TASK MATERIAL section start

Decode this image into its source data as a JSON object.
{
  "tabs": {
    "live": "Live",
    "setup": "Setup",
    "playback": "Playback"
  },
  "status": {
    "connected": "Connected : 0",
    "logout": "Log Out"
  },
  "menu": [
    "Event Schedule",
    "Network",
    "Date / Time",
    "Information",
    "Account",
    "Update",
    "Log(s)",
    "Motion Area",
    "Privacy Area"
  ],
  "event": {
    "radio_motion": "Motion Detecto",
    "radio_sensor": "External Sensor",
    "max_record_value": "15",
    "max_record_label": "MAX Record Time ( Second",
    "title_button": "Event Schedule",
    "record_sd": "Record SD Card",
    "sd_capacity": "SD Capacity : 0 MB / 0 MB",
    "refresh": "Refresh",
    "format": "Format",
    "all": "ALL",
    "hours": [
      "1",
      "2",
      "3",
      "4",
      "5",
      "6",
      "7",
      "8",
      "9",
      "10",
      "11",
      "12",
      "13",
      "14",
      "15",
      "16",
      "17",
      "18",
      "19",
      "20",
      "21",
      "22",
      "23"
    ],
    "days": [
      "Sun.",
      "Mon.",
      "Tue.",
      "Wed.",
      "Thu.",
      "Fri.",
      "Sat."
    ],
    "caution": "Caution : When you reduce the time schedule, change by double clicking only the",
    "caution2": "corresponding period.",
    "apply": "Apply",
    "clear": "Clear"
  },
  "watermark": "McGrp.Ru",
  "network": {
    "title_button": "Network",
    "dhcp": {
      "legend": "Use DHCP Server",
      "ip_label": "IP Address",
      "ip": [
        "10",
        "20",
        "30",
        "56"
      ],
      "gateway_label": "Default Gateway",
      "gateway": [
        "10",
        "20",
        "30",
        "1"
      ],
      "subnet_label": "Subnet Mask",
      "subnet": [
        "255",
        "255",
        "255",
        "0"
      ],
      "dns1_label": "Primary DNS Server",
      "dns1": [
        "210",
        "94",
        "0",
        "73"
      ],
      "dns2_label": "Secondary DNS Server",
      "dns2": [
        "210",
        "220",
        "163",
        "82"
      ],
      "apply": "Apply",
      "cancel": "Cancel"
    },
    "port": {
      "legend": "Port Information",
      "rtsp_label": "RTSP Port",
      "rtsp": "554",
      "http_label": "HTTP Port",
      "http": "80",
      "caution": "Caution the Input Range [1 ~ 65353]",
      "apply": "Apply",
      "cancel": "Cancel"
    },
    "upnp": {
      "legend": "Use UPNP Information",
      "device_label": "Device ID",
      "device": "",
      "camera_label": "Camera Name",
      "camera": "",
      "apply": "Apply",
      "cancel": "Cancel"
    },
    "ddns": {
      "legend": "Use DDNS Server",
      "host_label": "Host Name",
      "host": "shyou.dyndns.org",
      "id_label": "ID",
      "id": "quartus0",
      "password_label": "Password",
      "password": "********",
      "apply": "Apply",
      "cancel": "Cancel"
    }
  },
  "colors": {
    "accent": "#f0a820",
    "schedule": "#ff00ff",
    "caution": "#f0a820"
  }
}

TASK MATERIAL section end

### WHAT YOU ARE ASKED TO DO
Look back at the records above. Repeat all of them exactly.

### RESPONSE AREA
Decode this image into its source data as a JSON object.
{
  "tabs": {
    "live": "Live",
    "setup": "Setup",
    "playback": "Playback"
  },
  "status": {
    "connected": "Connected : 0",
    "logout": "Log Out"
  },
  "menu": [
    "Event Schedule",
    "Network",
    "Date / Time",
    "Information",
    "Account",
    "Update",
    "Log(s)",
    "Motion Area",
    "Privacy Area"
  ],
  "event": {
    "radio_motion": "Motion Detecto",
    "radio_sensor": "External Sensor",
    "max_record_value": "15",
    "max_record_label": "MAX Record Time ( Second",
    "title_button": "Event Schedule",
    "record_sd": "Record SD Card",
    "sd_capacity": "SD Capacity : 0 MB / 0 MB",
    "refresh": "Refresh",
    "format": "Format",
    "all": "ALL",
    "hours": [
      "1",
      "2",
      "3",
      "4",
      "5",
      "6",
      "7",
      "8",
      "9",
      "10",
      "11",
      "12",
      "13",
      "14",
      "15",
      "16",
      "17",
      "18",
      "19",
      "20",
      "21",
      "22",
      "23"
    ],
    "days": [
      "Sun.",
      "Mon.",
      "Tue.",
      "Wed.",
      "Thu.",
      "Fri.",
      "Sat."
    ],
    "caution": "Caution : When you reduce the time schedule, change by double clicking only the",
    "caution2": "corresponding period.",
    "apply": "Apply",
    "clear": "Clear"
  },
  "watermark": "McGrp.Ru",
  "network": {
    "title_button": "Network",
    "dhcp": {
      "legend": "Use DHCP Server",
      "ip_label": "IP Address",
      "ip": [
        "10",
        "20",
        "30",
        "56"
      ],
      "gateway_label": "Default Gateway",
      "gateway": [
        "10",
        "20",
        "30",
        "1"
      ],
      "subnet_label": "Subnet Mask",
      "subnet": [
        "255",
        "255",
        "255",
        "0"
      ],
      "dns1_label": "Primary DNS Server",
      "dns1": [
        "210",
        "94",
        "0",
        "73"
      ],
      "dns2_label": "Secondary DNS Server",
      "dns2": [
        "210",
        "220",
        "163",
        "82"
      ],
      "apply": "Apply",
      "cancel": "Cancel"
    },
    "port": {
      "legend": "Port Information",
      "rtsp_label": "RTSP Port",
      "rtsp": "554",
      "http_label": "HTTP Port",
      "http": "80",
      "caution": "Caution the Input Range [1 ~ 65353]",
      "apply": "Apply",
      "cancel": "Cancel"
    },
    "upnp": {
      "legend": "Use UPNP Information",
      "device_label": "Device ID",
      "device": "",
      "camera_label": "Camera Name",
      "camera": "",
      "apply": "Apply",
      "cancel": "Cancel"
    },
    "ddns": {
      "legend": "Use DDNS Server",
      "host_label": "Host Name",
      "host": "shyou.dyndns.org",
      "id_label": "ID",
      "id": "quartus0",
      "password_label": "Password",
      "password": "********",
      "apply": "Apply",
      "cancel": "Cancel"
    }
  },
  "colors": {
    "accent": "#f0a820",
    "schedule": "#ff00ff",
    "caution": "#f0a820"
  }
}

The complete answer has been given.